## How to complete this task
Reproduce all the entries exactly.

··· Available data

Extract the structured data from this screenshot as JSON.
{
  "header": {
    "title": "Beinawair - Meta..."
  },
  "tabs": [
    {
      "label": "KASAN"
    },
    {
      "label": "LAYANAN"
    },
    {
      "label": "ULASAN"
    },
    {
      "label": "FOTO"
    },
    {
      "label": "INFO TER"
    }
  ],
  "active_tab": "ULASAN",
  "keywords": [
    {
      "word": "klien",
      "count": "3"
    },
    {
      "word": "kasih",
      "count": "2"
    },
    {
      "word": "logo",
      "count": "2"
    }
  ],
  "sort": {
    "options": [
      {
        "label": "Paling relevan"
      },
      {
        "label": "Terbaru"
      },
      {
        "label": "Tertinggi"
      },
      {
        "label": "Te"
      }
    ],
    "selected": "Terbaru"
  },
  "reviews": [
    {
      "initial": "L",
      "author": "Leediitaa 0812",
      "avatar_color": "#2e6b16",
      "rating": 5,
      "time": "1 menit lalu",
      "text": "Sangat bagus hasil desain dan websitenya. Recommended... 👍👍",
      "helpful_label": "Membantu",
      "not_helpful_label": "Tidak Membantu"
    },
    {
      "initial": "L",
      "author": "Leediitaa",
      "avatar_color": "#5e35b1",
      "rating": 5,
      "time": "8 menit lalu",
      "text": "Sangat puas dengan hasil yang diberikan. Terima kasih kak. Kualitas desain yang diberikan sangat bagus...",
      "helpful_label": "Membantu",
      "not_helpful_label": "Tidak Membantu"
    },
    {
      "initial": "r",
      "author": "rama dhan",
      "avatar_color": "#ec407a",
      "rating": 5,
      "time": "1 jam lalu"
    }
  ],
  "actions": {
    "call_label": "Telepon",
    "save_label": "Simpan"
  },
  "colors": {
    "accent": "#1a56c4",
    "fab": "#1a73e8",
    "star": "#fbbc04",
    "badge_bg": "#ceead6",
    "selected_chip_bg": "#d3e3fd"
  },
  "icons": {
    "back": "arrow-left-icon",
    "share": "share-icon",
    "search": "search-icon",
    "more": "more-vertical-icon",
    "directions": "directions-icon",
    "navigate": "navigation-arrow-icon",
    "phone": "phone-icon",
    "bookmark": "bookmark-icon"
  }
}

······

## Answer to this exercise
Extract the structured data from this screenshot as JSON.
{
  "header": {
    "title": "Beinawair - Meta..."
  },
  "tabs": [
    {
      "label": "KASAN"
    },
    {
      "label": "LAYANAN"
    },
    {
      "label": "ULASAN"
    },
    {
      "label": "FOTO"
    },
    {
      "label": "INFO TER"
    }
  ],
  "active_tab": "ULASAN",
  "keywords": [
    {
      "word": "klien",
      "count": "3"
    },
    {
      "word": "kasih",
      "count": "2"
    },
    {
      "word": "logo",
      "count": "2"
    }
  ],
  "sort": {
    "options": [
      {
        "label": "Paling relevan"
      },
      {
        "label": "Terbaru"
      },
      {
        "label": "Tertinggi"
      },
      {
        "label": "Te"
      }
    ],
    "selected": "Terbaru"
  },
  "reviews": [
    {
      "initial": "L",
      "author": "Leediitaa 0812",
      "avatar_color": "#2e6b16",
      "rating": 5,
      "time": "1 menit lalu",
      "text": "Sangat bagus hasil desain dan websitenya. Recommended... 👍👍",
      "helpful_label": "Membantu",
      "not_helpful_label": "Tidak Membantu"
    },
    {
      "initial": "L",
      "author": "Leediitaa",
      "avatar_color": "#5e35b1",
      "rating": 5,
      "time": "8 menit lalu",
      "text": "Sangat puas dengan hasil yang diberikan. Terima kasih kak. Kualitas desain yang diberikan sangat bagus...",
      "helpful_label": "Membantu",
      "not_helpful_label": "Tidak Membantu"
    },
    {
      "initial": "r",
      "author": "rama dhan",
      "avatar_color": "#ec407a",
      "rating": 5,
      "time": "1 jam lalu"
    }
  ],
  "actions": {
    "call_label": "Telepon",
    "save_label": "Simpan"
  },
  "colors": {
    "accent": "#1a56c4",
    "fab": "#1a73e8",
    "star": "#fbbc04",
    "badge_bg": "#ceead6",
    "selected_chip_bg": "#d3e3fd"
  },
  "icons": {
    "back": "arrow-left-icon",
    "share": "share-icon",
    "search": "search-icon",
    "more": "more-vertical-icon",
    "directions": "directions-icon",
    "navigate": "navigation-arrow-icon",
    "phone": "phone-icon",
    "bookmark": "bookmark-icon"
  }
}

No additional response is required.